[Opening GIVEN ENTRIES section]

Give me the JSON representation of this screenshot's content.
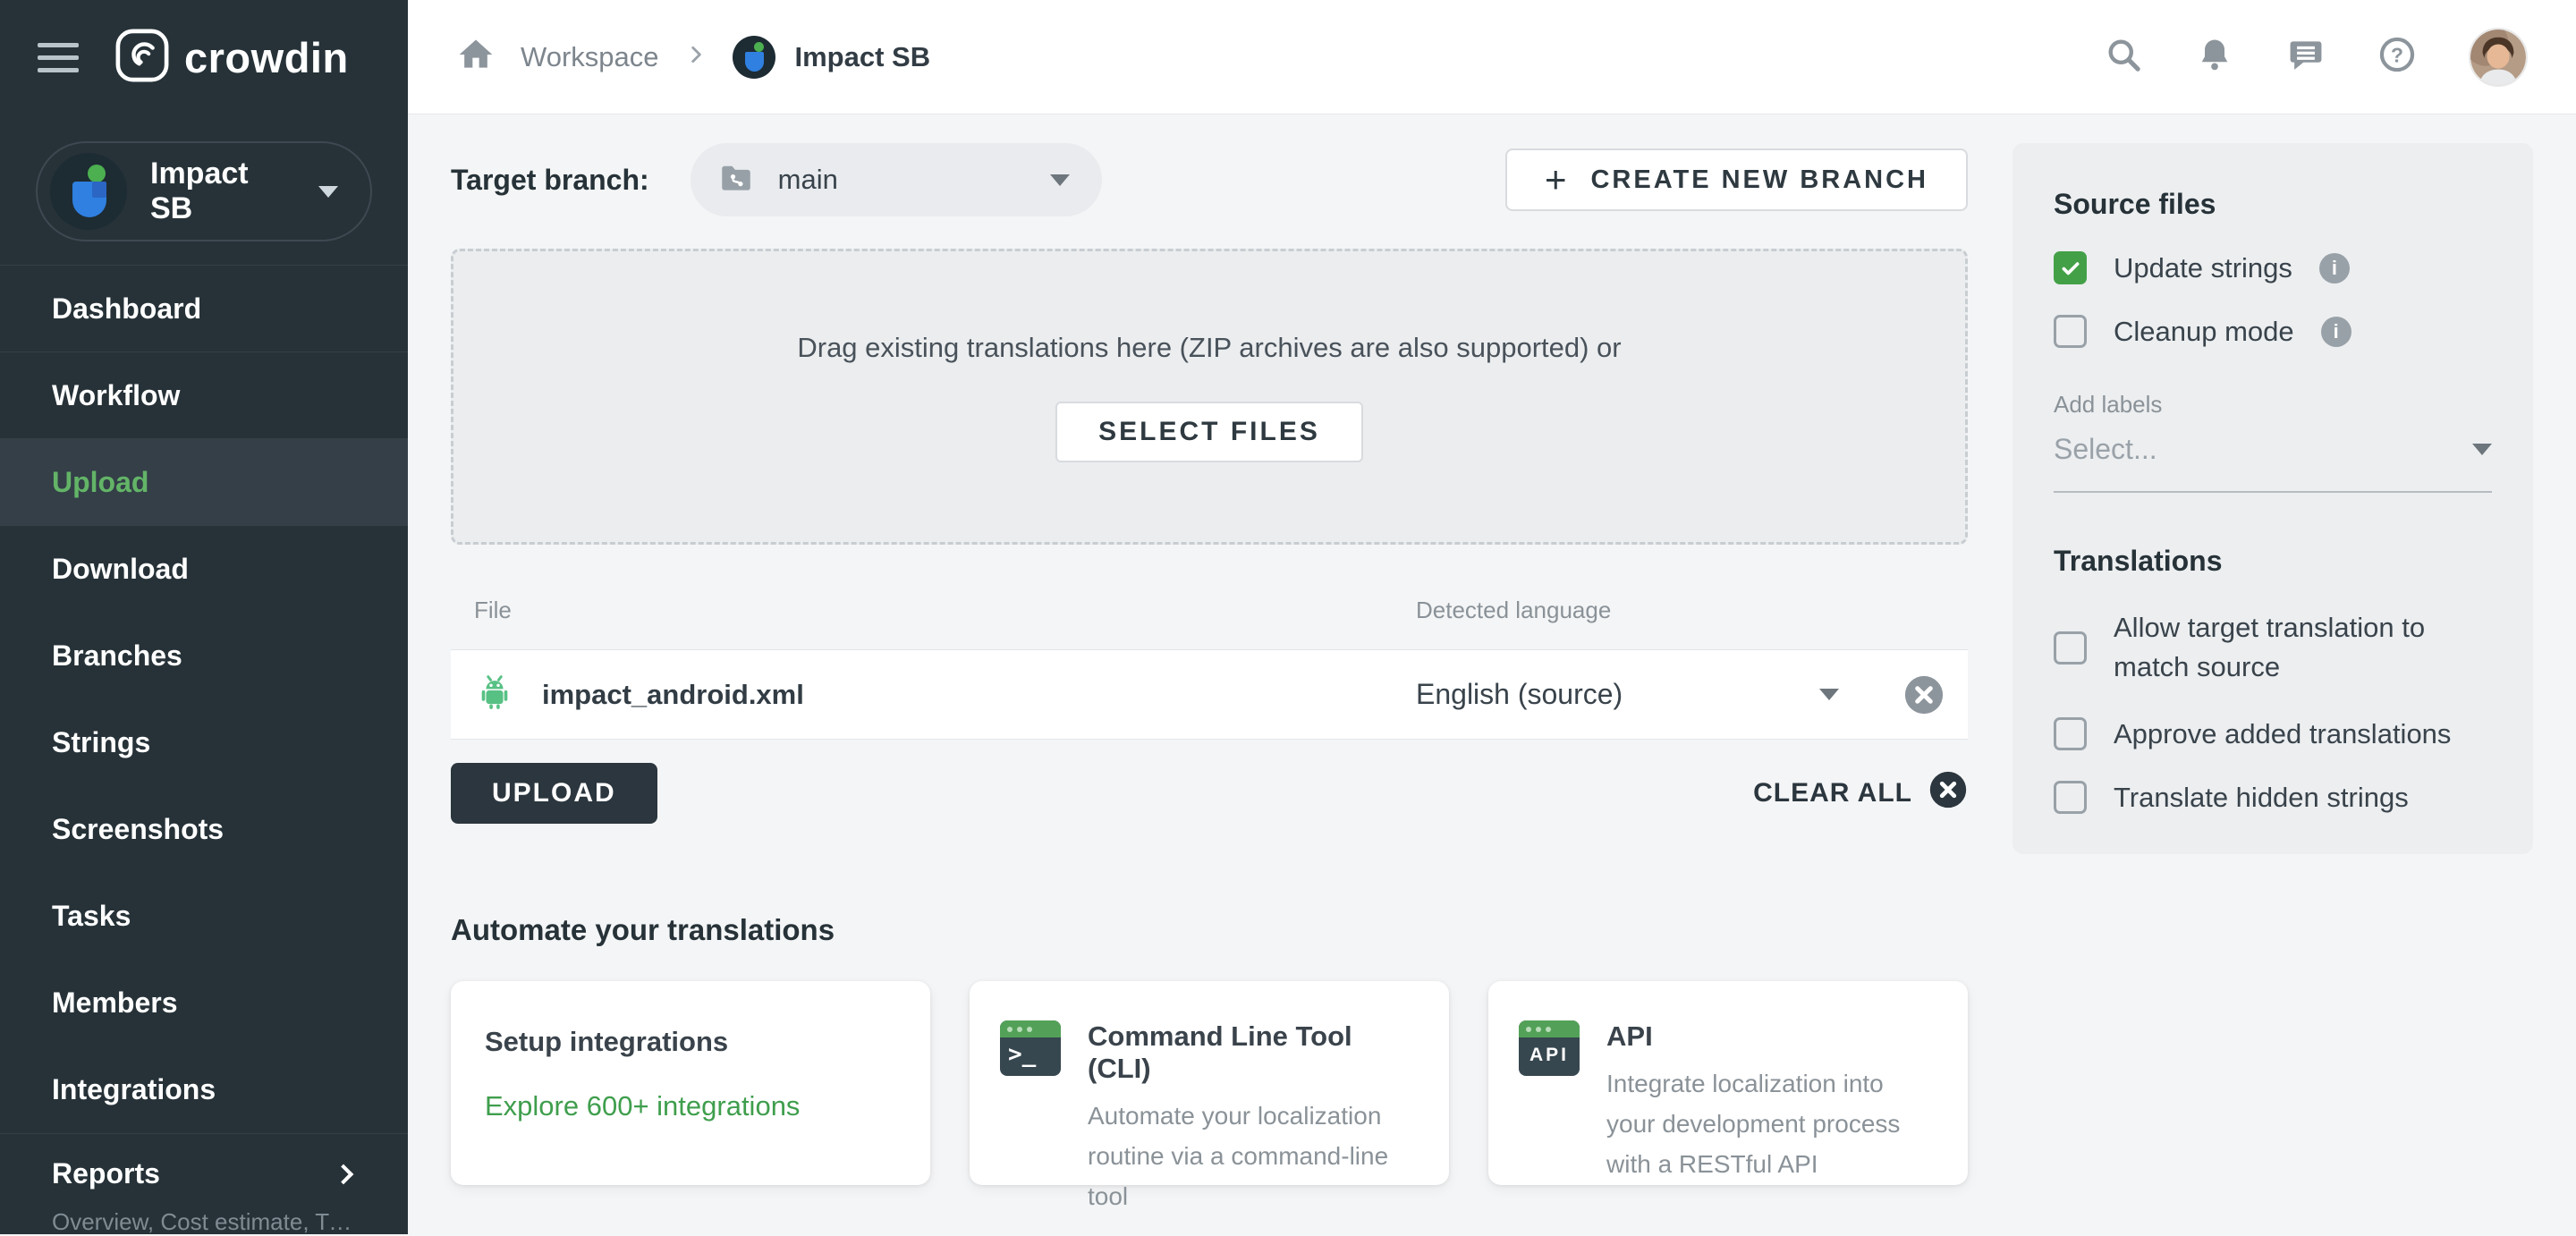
{
  "colors": {
    "sidebar_bg": "#263238",
    "active_green": "#63b467",
    "link_green": "#3f9e4d",
    "checkbox_green": "#43a047",
    "page_bg": "#f4f5f6",
    "panel_bg": "#eceef0",
    "dark_button": "#2b363e"
  },
  "sidebar": {
    "brand": "crowdin",
    "project_name": "Impact SB",
    "items": [
      {
        "label": "Dashboard"
      },
      {
        "label": "Workflow"
      },
      {
        "label": "Upload"
      },
      {
        "label": "Download"
      },
      {
        "label": "Branches"
      },
      {
        "label": "Strings"
      },
      {
        "label": "Screenshots"
      },
      {
        "label": "Tasks"
      },
      {
        "label": "Members"
      },
      {
        "label": "Integrations"
      }
    ],
    "reports": {
      "label": "Reports",
      "sublabel": "Overview, Cost estimate, Transl…"
    }
  },
  "topbar": {
    "breadcrumb": {
      "workspace": "Workspace",
      "project": "Impact SB"
    },
    "icons": [
      "search-icon",
      "bell-icon",
      "chat-icon",
      "help-icon",
      "user-avatar"
    ]
  },
  "branch_bar": {
    "label": "Target branch:",
    "selected_branch": "main",
    "create_button": "CREATE NEW BRANCH",
    "plus_glyph": "+"
  },
  "dropzone": {
    "hint": "Drag existing translations here (ZIP archives are also supported) or",
    "select_button": "SELECT FILES"
  },
  "files": {
    "columns": {
      "file": "File",
      "language": "Detected language"
    },
    "rows": [
      {
        "name": "impact_android.xml",
        "language": "English (source)",
        "type_icon": "android-icon"
      }
    ],
    "upload_button": "UPLOAD",
    "clear_all": "CLEAR ALL"
  },
  "automate": {
    "title": "Automate your translations",
    "cards": [
      {
        "title": "Setup integrations",
        "link": "Explore 600+ integrations"
      },
      {
        "title": "Command Line Tool (CLI)",
        "desc": "Automate your localization routine via a command-line tool",
        "icon_glyph": ">_"
      },
      {
        "title": "API",
        "desc": "Integrate localization into your development process with a RESTful API",
        "icon_glyph": "API"
      }
    ]
  },
  "panel": {
    "source_files": {
      "title": "Source files",
      "options": [
        {
          "label": "Update strings",
          "checked": true
        },
        {
          "label": "Cleanup mode",
          "checked": false
        }
      ]
    },
    "add_labels": {
      "label": "Add labels",
      "placeholder": "Select..."
    },
    "translations": {
      "title": "Translations",
      "options": [
        {
          "label": "Allow target translation to match source"
        },
        {
          "label": "Approve added translations"
        },
        {
          "label": "Translate hidden strings"
        }
      ]
    }
  }
}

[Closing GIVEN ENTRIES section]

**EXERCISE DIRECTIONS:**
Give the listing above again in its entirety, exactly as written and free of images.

**ANSWER BOX:**
Give me the JSON representation of this screenshot's content.
{
  "colors": {
    "sidebar_bg": "#263238",
    "active_green": "#63b467",
    "link_green": "#3f9e4d",
    "checkbox_green": "#43a047",
    "page_bg": "#f4f5f6",
    "panel_bg": "#eceef0",
    "dark_button": "#2b363e"
  },
  "sidebar": {
    "brand": "crowdin",
    "project_name": "Impact SB",
    "items": [
      {
        "label": "Dashboard"
      },
      {
        "label": "Workflow"
      },
      {
        "label": "Upload"
      },
      {
        "label": "Download"
      },
      {
        "label": "Branches"
      },
      {
        "label": "Strings"
      },
      {
        "label": "Screenshots"
      },
      {
        "label": "Tasks"
      },
      {
        "label": "Members"
      },
      {
        "label": "Integrations"
      }
    ],
    "reports": {
      "label": "Reports",
      "sublabel": "Overview, Cost estimate, Transl…"
    }
  },
  "topbar": {
    "breadcrumb": {
      "workspace": "Workspace",
      "project": "Impact SB"
    },
    "icons": [
      "search-icon",
      "bell-icon",
      "chat-icon",
      "help-icon",
      "user-avatar"
    ]
  },
  "branch_bar": {
    "label": "Target branch:",
    "selected_branch": "main",
    "create_button": "CREATE NEW BRANCH",
    "plus_glyph": "+"
  },
  "dropzone": {
    "hint": "Drag existing translations here (ZIP archives are also supported) or",
    "select_button": "SELECT FILES"
  },
  "files": {
    "columns": {
      "file": "File",
      "language": "Detected language"
    },
    "rows": [
      {
        "name": "impact_android.xml",
        "language": "English (source)",
        "type_icon": "android-icon"
      }
    ],
    "upload_button": "UPLOAD",
    "clear_all": "CLEAR ALL"
  },
  "automate": {
    "title": "Automate your translations",
    "cards": [
      {
        "title": "Setup integrations",
        "link": "Explore 600+ integrations"
      },
      {
        "title": "Command Line Tool (CLI)",
        "desc": "Automate your localization routine via a command-line tool",
        "icon_glyph": ">_"
      },
      {
        "title": "API",
        "desc": "Integrate localization into your development process with a RESTful API",
        "icon_glyph": "API"
      }
    ]
  },
  "panel": {
    "source_files": {
      "title": "Source files",
      "options": [
        {
          "label": "Update strings",
          "checked": true
        },
        {
          "label": "Cleanup mode",
          "checked": false
        }
      ]
    },
    "add_labels": {
      "label": "Add labels",
      "placeholder": "Select..."
    },
    "translations": {
      "title": "Translations",
      "options": [
        {
          "label": "Allow target translation to match source"
        },
        {
          "label": "Approve added translations"
        },
        {
          "label": "Translate hidden strings"
        }
      ]
    }
  }
}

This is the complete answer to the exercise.